    "Even a single technology that greatly reduces incidences of human error and helps make the security process less cumbersome for travelers must be viewed as only one component of the process."
    Biometrics has recently emerged as a leading component of airport security and passenger processing. New fingerprint identification technology utilized at the point of check-in, for instance, has been developed that returns a less than 1 percent margin of error. It has been proven that these security enhancements expedite the airport check-in process by 75 percent.

    Sabre Holdings has recently developed the first prototype biometric self-service kiosk. This prototype uses fingerprint scanning technology to affirm the identity of the traveler and trigger the transaction process. Using this leading-edge technology, along with traditional security checkpoints and secure document authentication for boarding entitlements, passports and other travel documentation, adds a system of checks and balances to today?s airports, helping create a more convenient and safe journey for travelers. This type of technology, easily incorporated into an airline's existing infrastructure, is cost-efficient and minimally disruptive, and its further use will only enhance the ability of human screeners to process more passengers in less time, without compromising security.

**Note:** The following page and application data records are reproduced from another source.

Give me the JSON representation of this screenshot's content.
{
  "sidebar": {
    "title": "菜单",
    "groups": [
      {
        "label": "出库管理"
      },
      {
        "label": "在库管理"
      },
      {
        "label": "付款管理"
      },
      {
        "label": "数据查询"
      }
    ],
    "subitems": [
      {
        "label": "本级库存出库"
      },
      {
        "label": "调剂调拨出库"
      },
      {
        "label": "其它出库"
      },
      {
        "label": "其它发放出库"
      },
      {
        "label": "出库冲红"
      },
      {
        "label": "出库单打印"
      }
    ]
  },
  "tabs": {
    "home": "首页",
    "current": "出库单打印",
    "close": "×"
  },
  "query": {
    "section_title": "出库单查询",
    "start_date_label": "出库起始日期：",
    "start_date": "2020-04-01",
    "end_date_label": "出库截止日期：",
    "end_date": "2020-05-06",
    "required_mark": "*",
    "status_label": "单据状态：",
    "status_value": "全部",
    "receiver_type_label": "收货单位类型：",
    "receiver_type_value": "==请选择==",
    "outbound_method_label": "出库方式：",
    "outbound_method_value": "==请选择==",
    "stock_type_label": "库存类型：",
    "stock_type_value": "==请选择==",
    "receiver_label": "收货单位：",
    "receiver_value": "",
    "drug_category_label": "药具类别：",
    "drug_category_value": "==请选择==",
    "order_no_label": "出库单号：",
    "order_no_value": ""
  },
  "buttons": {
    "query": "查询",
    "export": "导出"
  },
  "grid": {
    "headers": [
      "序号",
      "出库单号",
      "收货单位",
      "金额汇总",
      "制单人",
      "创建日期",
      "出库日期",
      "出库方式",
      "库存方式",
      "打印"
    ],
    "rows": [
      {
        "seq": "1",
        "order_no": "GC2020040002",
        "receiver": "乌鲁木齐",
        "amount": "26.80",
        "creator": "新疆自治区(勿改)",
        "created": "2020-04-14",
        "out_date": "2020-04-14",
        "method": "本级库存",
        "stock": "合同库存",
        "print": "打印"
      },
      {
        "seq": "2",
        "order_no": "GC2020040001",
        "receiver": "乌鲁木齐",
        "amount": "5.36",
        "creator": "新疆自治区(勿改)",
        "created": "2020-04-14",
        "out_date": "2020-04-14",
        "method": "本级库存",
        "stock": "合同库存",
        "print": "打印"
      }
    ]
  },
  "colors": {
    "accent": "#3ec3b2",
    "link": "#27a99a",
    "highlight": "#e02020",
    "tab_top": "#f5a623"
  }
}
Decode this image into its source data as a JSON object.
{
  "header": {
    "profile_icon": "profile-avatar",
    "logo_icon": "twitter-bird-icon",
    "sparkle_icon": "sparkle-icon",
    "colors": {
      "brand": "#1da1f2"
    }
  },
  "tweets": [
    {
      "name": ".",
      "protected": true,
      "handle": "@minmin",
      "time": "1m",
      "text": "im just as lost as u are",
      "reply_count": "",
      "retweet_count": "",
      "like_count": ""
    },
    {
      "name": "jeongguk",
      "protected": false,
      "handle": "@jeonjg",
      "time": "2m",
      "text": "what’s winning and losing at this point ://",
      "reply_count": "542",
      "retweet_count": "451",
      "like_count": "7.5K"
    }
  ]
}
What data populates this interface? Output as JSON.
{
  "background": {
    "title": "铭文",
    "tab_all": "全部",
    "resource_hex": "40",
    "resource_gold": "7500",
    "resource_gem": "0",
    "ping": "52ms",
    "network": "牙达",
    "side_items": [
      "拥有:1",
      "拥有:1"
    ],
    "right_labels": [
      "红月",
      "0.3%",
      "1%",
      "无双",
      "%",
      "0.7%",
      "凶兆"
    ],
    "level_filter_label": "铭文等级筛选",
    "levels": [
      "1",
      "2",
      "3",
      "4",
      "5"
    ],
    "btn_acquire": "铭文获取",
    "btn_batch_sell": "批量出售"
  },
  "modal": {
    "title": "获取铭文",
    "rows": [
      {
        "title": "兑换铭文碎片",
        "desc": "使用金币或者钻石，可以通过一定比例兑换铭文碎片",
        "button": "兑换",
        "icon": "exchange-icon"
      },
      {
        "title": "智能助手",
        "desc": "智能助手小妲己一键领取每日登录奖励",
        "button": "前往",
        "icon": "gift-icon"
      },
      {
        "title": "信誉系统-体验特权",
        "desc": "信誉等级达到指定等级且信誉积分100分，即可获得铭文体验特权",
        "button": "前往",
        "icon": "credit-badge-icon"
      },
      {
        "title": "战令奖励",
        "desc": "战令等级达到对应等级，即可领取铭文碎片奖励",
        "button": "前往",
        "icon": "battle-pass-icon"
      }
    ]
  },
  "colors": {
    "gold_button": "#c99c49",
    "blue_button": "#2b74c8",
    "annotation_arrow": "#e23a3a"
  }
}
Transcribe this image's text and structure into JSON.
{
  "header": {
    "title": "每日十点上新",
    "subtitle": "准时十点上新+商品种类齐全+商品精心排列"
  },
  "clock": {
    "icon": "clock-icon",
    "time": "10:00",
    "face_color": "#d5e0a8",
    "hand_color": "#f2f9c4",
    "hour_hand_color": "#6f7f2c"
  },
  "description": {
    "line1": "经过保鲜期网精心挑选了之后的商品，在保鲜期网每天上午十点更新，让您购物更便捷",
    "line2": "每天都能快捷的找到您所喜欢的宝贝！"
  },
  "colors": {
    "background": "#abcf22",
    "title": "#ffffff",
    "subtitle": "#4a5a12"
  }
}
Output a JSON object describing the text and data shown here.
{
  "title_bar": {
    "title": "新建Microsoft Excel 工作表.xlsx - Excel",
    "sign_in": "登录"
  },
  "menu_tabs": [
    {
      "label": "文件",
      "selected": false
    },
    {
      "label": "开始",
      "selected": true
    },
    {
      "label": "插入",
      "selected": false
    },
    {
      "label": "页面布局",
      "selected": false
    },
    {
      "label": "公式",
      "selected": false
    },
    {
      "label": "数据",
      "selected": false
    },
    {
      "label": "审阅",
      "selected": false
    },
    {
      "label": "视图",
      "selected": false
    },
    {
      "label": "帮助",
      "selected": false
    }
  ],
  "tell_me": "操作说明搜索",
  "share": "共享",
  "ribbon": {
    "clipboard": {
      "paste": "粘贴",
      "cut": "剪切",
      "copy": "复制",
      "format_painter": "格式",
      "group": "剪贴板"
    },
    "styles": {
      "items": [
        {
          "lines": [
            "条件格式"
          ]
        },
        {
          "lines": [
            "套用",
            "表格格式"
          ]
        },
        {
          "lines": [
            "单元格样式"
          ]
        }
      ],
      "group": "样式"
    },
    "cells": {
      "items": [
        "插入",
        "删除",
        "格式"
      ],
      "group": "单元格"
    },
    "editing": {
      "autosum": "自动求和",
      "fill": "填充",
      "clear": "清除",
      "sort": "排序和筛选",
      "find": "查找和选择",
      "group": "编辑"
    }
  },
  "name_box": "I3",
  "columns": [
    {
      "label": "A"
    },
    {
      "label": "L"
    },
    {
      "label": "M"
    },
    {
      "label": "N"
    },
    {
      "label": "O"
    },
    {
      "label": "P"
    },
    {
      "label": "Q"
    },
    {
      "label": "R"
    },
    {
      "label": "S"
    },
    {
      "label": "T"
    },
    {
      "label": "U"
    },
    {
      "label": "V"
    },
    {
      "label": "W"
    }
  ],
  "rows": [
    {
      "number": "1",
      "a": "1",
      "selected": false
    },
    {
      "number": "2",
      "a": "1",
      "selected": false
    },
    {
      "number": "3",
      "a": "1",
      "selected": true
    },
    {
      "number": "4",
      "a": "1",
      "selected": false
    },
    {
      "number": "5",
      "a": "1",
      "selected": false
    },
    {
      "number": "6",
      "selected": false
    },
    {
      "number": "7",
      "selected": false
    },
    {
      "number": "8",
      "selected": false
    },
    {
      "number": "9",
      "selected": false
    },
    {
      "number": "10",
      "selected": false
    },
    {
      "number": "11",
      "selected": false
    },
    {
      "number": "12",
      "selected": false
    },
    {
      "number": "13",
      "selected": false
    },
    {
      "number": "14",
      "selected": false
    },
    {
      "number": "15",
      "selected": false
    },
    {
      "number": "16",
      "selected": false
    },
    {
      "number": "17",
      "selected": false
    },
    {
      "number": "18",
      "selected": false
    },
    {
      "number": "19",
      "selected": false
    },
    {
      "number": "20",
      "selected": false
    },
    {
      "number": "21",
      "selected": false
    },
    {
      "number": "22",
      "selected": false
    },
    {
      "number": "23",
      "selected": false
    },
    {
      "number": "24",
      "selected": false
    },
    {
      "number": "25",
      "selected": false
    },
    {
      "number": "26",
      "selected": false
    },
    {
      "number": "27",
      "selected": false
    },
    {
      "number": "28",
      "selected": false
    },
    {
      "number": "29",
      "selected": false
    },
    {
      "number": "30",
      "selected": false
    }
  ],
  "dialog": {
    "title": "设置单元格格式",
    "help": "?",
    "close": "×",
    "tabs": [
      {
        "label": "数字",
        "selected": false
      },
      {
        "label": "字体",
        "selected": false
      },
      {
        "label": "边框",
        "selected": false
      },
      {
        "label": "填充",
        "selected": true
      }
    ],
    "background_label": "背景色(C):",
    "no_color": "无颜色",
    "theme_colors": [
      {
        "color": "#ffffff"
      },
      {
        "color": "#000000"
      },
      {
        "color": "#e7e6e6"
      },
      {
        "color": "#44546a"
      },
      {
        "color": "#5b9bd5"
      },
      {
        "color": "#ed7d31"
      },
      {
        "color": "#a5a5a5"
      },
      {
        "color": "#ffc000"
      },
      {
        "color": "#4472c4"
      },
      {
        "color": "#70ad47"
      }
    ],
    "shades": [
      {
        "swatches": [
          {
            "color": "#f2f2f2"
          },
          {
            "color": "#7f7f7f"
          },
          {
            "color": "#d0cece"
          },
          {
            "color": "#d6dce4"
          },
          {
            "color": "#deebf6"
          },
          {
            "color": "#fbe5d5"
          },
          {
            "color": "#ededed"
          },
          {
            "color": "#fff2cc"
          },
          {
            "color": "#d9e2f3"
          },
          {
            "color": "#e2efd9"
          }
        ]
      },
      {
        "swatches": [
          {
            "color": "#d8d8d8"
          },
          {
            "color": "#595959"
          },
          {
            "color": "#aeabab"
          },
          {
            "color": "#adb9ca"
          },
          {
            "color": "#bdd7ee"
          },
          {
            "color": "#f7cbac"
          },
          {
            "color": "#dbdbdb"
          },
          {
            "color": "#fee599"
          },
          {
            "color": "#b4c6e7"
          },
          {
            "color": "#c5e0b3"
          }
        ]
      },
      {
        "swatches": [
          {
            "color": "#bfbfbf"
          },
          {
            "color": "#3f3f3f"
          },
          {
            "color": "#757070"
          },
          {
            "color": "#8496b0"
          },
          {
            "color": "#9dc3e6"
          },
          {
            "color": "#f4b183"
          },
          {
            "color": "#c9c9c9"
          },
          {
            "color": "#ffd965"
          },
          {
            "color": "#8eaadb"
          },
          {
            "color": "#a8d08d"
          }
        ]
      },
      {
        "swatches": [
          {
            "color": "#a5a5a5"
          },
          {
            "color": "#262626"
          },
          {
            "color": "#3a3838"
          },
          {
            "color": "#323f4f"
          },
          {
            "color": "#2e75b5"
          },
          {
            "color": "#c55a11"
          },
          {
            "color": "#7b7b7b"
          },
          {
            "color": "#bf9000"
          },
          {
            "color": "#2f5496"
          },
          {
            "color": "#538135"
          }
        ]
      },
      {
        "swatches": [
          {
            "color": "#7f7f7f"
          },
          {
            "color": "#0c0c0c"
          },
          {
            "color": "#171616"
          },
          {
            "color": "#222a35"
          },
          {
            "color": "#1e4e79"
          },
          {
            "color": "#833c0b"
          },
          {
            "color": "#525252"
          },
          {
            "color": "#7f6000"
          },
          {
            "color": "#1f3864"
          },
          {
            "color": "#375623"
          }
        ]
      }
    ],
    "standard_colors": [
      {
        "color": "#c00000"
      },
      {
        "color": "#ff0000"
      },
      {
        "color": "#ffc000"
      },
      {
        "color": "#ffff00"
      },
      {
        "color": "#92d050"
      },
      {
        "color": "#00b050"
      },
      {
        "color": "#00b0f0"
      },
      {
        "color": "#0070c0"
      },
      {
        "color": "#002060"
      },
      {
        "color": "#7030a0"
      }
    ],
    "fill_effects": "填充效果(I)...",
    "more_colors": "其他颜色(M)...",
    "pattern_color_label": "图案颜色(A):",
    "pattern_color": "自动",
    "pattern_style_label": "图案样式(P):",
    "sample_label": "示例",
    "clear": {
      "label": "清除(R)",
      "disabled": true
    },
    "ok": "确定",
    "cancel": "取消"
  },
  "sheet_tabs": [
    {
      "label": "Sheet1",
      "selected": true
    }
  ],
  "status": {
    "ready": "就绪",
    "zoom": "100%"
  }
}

    Biometrics certainly can play an important role in addressing security concerns while enhancing the customer service experience. However, even a single technology that greatly reduces incidences of human error and helps make the security process less cumbersome for travelers may be only one component of the process. The most effective procedures will seamlessly incorporate various technological and human elements into the various layers of airport security infrastructure.

    "We cannot become complacent in believing that a single technology or even generation of technologies will solve airport security concerns."
    These layers will not just be addressed at the airport. Rather, the security and customer service procedures will begin at the moment the need or decision to travel is established.

    For example, there is technology available today that allows booking agents to verify a traveler's identity even before a reservation is made. Similarly, there are developments that allow a passenger to perform an identity authorization, secure seat assignments and request flight preferences prior to getting to the airport.

    For example, frequent flyers could have the ability to preregister for a ?trusted traveler? program while waiting for a flight in the lounge. Preregistering passengers allows airlines to fast-track known travelers through security checks, thus allowing staff members to focus on higher-risk passengers. In addition, airlines could target these passengers to provide a higher-level customer service.

    Additionally, once a ?trusted traveler? arrives at the airport, the traveler can check-in and obtain a boarding pass through a self-service check-in kiosk, shaving minutes off check-in wait time.

    At the same time, to ensure technology is used effectively, there must be a focus on improved training and continuing education for the 28,000 security personnel now under the authority of the U.S. government.

    This includes ensuring they are up-to-date with the latest security tools and means to utilize the technology most effectively. Such training will limit, even further, the chances of security breaches and will help get travelers back to the skies with greater confidence.

    We cannot become complacent in believing that a single technology or even generation of technologies will solve airport security concerns. Solutions must continue to evolve, and implementing them will be the responsibility of the companies developing the technologies, the airlines and airports that employ them, and the government screeners who are trained to use them.

    Only when these comprehensive security measures are virtually invisible to the traveler and make air travel "time worthy" again will the travel and technology suppliers have truly done their jobs.